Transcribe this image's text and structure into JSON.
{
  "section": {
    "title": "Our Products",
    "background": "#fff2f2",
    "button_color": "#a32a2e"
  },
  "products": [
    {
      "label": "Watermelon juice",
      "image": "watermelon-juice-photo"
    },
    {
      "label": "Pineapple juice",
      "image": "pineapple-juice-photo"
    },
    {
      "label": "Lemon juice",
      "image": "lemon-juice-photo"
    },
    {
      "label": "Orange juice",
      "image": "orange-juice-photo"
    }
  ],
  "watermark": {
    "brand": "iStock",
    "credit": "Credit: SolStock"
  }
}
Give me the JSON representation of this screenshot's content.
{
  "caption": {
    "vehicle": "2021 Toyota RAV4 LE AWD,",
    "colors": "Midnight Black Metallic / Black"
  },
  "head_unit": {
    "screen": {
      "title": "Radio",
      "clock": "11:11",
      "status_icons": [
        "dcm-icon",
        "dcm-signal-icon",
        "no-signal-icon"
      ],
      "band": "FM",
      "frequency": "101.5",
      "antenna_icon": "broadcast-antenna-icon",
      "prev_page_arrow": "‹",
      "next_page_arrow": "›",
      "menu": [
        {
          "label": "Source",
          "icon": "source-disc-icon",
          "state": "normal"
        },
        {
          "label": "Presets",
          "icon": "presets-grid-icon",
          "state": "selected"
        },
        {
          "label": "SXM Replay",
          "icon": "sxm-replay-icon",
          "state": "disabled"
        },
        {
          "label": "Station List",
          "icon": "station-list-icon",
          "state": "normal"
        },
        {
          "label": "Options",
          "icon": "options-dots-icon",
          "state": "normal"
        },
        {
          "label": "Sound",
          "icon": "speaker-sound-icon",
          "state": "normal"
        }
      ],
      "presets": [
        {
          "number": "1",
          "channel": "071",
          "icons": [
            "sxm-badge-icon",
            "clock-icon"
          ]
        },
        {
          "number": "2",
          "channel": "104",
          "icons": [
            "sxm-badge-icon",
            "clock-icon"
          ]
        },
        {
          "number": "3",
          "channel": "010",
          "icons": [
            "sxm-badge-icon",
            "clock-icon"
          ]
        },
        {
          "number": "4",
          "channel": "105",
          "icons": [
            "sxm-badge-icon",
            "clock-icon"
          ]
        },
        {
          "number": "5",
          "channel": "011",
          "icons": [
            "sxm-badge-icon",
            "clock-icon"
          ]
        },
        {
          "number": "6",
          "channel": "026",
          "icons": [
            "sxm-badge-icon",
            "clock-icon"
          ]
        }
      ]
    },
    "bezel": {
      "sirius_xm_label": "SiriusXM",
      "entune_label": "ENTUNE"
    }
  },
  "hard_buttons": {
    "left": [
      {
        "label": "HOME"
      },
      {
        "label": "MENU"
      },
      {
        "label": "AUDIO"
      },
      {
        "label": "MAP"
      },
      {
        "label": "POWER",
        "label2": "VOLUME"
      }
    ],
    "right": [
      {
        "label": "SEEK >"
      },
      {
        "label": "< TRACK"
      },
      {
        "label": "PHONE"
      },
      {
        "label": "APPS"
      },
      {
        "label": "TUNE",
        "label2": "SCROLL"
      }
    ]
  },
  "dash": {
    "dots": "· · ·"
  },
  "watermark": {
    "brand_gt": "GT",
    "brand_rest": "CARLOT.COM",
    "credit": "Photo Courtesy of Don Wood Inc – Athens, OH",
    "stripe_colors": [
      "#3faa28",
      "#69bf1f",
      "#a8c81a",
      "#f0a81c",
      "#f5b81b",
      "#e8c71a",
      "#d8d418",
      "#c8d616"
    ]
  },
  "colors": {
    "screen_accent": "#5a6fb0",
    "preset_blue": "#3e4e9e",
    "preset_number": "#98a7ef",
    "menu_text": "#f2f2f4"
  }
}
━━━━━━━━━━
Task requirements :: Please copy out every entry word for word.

Result of this task ::
Transcribe this image's text and structure into JSON.
{
  "section": {
    "title": "Our Products",
    "background": "#fff2f2",
    "button_color": "#a32a2e"
  },
  "products": [
    {
      "label": "Watermelon juice",
      "image": "watermelon-juice-photo"
    },
    {
      "label": "Pineapple juice",
      "image": "pineapple-juice-photo"
    },
    {
      "label": "Lemon juice",
      "image": "lemon-juice-photo"
    },
    {
      "label": "Orange juice",
      "image": "orange-juice-photo"
    }
  ],
  "watermark": {
    "brand": "iStock",
    "credit": "Credit: SolStock"
  }
}
Give me the JSON representation of this screenshot's content.
{
  "caption": {
    "vehicle": "2021 Toyota RAV4 LE AWD,",
    "colors": "Midnight Black Metallic / Black"
  },
  "head_unit": {
    "screen": {
      "title": "Radio",
      "clock": "11:11",
      "status_icons": [
        "dcm-icon",
        "dcm-signal-icon",
        "no-signal-icon"
      ],
      "band": "FM",
      "frequency": "101.5",
      "antenna_icon": "broadcast-antenna-icon",
      "prev_page_arrow": "‹",
      "next_page_arrow": "›",
      "menu": [
        {
          "label": "Source",
          "icon": "source-disc-icon",
          "state": "normal"
        },
        {
          "label": "Presets",
          "icon": "presets-grid-icon",
          "state": "selected"
        },
        {
          "label": "SXM Replay",
          "icon": "sxm-replay-icon",
          "state": "disabled"
        },
        {
          "label": "Station List",
          "icon": "station-list-icon",
          "state": "normal"
        },
        {
          "label": "Options",
          "icon": "options-dots-icon",
          "state": "normal"
        },
        {
          "label": "Sound",
          "icon": "speaker-sound-icon",
          "state": "normal"
        }
      ],
      "presets": [
        {
          "number": "1",
          "channel": "071",
          "icons": [
            "sxm-badge-icon",
            "clock-icon"
          ]
        },
        {
          "number": "2",
          "channel": "104",
          "icons": [
            "sxm-badge-icon",
            "clock-icon"
          ]
        },
        {
          "number": "3",
          "channel": "010",
          "icons": [
            "sxm-badge-icon",
            "clock-icon"
          ]
        },
        {
          "number": "4",
          "channel": "105",
          "icons": [
            "sxm-badge-icon",
            "clock-icon"
          ]
        },
        {
          "number": "5",
          "channel": "011",
          "icons": [
            "sxm-badge-icon",
            "clock-icon"
          ]
        },
        {
          "number": "6",
          "channel": "026",
          "icons": [
            "sxm-badge-icon",
            "clock-icon"
          ]
        }
      ]
    },
    "bezel": {
      "sirius_xm_label": "SiriusXM",
      "entune_label": "ENTUNE"
    }
  },
  "hard_buttons": {
    "left": [
      {
        "label": "HOME"
      },
      {
        "label": "MENU"
      },
      {
        "label": "AUDIO"
      },
      {
        "label": "MAP"
      },
      {
        "label": "POWER",
        "label2": "VOLUME"
      }
    ],
    "right": [
      {
        "label": "SEEK >"
      },
      {
        "label": "< TRACK"
      },
      {
        "label": "PHONE"
      },
      {
        "label": "APPS"
      },
      {
        "label": "TUNE",
        "label2": "SCROLL"
      }
    ]
  },
  "dash": {
    "dots": "· · ·"
  },
  "watermark": {
    "brand_gt": "GT",
    "brand_rest": "CARLOT.COM",
    "credit": "Photo Courtesy of Don Wood Inc – Athens, OH",
    "stripe_colors": [
      "#3faa28",
      "#69bf1f",
      "#a8c81a",
      "#f0a81c",
      "#f5b81b",
      "#e8c71a",
      "#d8d418",
      "#c8d616"
    ]
  },
  "colors": {
    "screen_accent": "#5a6fb0",
    "preset_blue": "#3e4e9e",
    "preset_number": "#98a7ef",
    "menu_text": "#f2f2f4"
  }
}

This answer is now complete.